- Your goal
When the string "crosshair" is part of a line in the data below, report the whole line.

(Beginning of Dataset)

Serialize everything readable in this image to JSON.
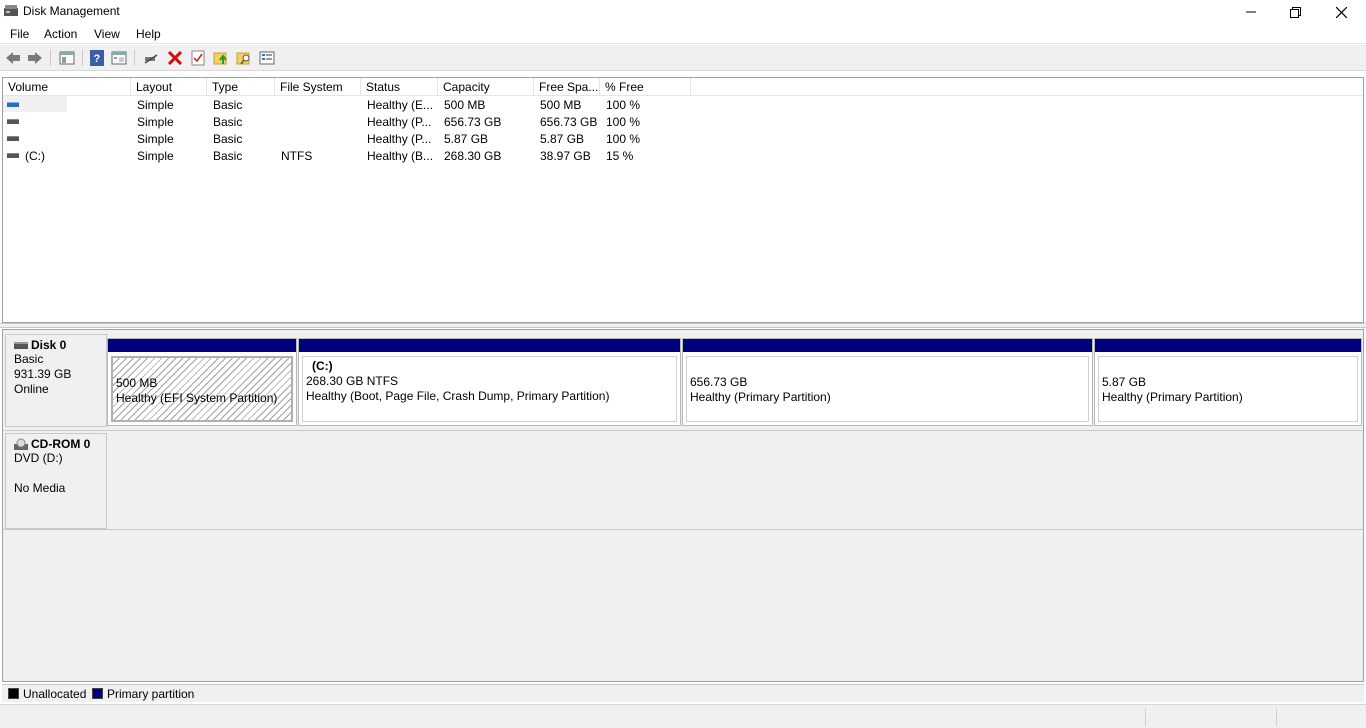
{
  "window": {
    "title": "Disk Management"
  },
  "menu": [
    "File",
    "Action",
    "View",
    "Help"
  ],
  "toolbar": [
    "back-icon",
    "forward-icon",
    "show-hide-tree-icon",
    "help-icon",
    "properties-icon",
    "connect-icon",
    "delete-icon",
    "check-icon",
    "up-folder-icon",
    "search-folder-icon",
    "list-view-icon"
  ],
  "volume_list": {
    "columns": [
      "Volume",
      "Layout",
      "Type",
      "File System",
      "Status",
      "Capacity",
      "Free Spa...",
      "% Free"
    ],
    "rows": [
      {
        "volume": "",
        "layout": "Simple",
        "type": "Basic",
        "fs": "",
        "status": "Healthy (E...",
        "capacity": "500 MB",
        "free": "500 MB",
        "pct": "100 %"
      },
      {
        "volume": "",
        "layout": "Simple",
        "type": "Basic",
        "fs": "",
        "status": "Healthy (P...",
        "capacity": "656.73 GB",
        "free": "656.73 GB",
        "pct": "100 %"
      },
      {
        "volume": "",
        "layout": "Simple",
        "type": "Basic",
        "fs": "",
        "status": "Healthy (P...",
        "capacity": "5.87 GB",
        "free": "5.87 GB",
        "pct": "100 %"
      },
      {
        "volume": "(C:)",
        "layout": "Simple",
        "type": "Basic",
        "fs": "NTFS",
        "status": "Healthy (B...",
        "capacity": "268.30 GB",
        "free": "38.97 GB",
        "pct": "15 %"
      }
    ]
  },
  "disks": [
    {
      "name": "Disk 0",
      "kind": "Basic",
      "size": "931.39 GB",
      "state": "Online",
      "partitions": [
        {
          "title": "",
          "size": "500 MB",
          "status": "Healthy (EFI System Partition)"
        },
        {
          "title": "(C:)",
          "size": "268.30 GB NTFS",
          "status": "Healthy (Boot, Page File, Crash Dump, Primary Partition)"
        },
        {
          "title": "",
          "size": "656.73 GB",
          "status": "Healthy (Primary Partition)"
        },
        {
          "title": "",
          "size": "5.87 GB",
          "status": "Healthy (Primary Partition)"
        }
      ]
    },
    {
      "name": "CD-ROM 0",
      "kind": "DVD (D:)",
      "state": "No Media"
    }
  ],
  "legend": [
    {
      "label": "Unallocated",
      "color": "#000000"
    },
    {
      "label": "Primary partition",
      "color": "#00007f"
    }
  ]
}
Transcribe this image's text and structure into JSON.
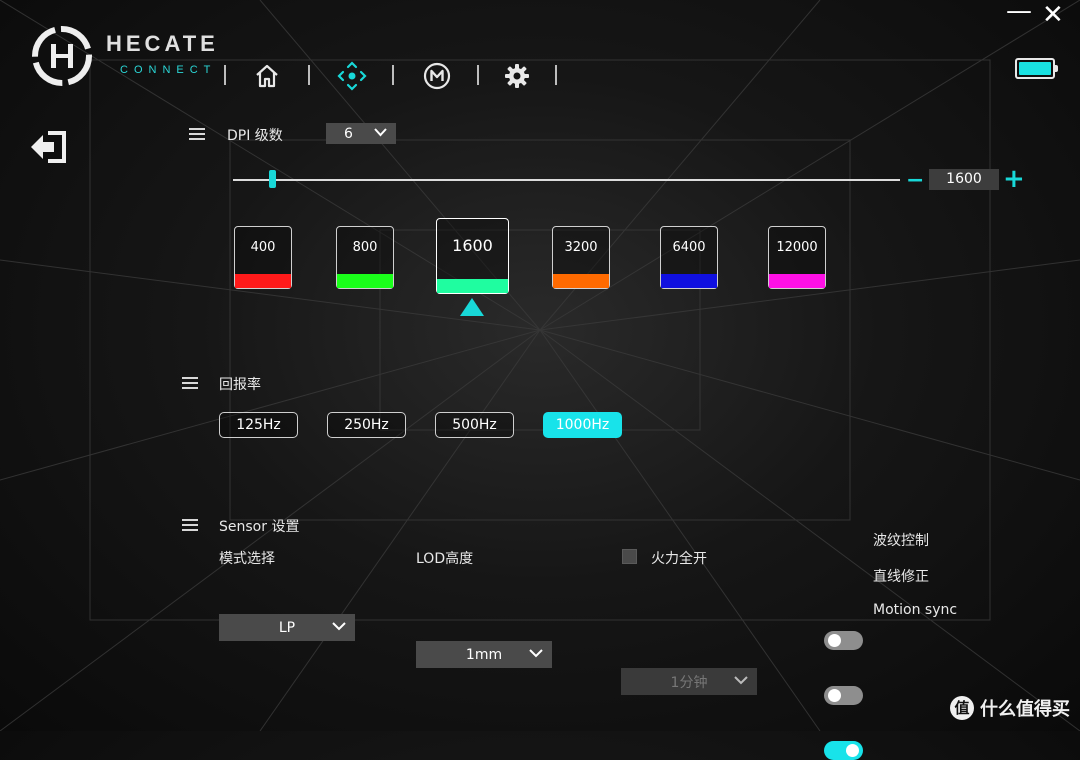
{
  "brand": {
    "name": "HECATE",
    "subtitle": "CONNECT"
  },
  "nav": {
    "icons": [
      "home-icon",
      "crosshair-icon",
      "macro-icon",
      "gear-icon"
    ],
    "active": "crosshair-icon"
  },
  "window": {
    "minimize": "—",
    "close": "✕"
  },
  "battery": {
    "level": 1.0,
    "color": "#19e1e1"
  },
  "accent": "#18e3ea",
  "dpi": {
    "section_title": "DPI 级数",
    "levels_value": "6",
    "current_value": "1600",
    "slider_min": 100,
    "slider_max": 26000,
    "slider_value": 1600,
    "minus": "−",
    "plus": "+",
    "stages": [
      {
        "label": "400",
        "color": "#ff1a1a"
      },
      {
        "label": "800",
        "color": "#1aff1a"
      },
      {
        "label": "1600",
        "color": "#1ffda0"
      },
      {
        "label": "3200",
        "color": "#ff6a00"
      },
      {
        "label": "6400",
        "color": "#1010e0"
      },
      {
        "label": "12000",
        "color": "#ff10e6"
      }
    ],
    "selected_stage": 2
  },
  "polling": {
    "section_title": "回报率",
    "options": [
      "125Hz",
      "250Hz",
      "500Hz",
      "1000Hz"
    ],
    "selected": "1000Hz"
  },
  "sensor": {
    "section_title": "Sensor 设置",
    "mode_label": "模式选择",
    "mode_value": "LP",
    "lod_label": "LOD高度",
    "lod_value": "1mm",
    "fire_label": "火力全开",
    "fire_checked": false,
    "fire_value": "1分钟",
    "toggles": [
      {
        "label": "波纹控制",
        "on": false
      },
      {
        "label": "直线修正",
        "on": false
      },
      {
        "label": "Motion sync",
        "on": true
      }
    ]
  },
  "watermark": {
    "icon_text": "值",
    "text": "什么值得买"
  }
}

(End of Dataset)

- Written reply
      "crosshair-icon",
    "active": "crosshair-icon"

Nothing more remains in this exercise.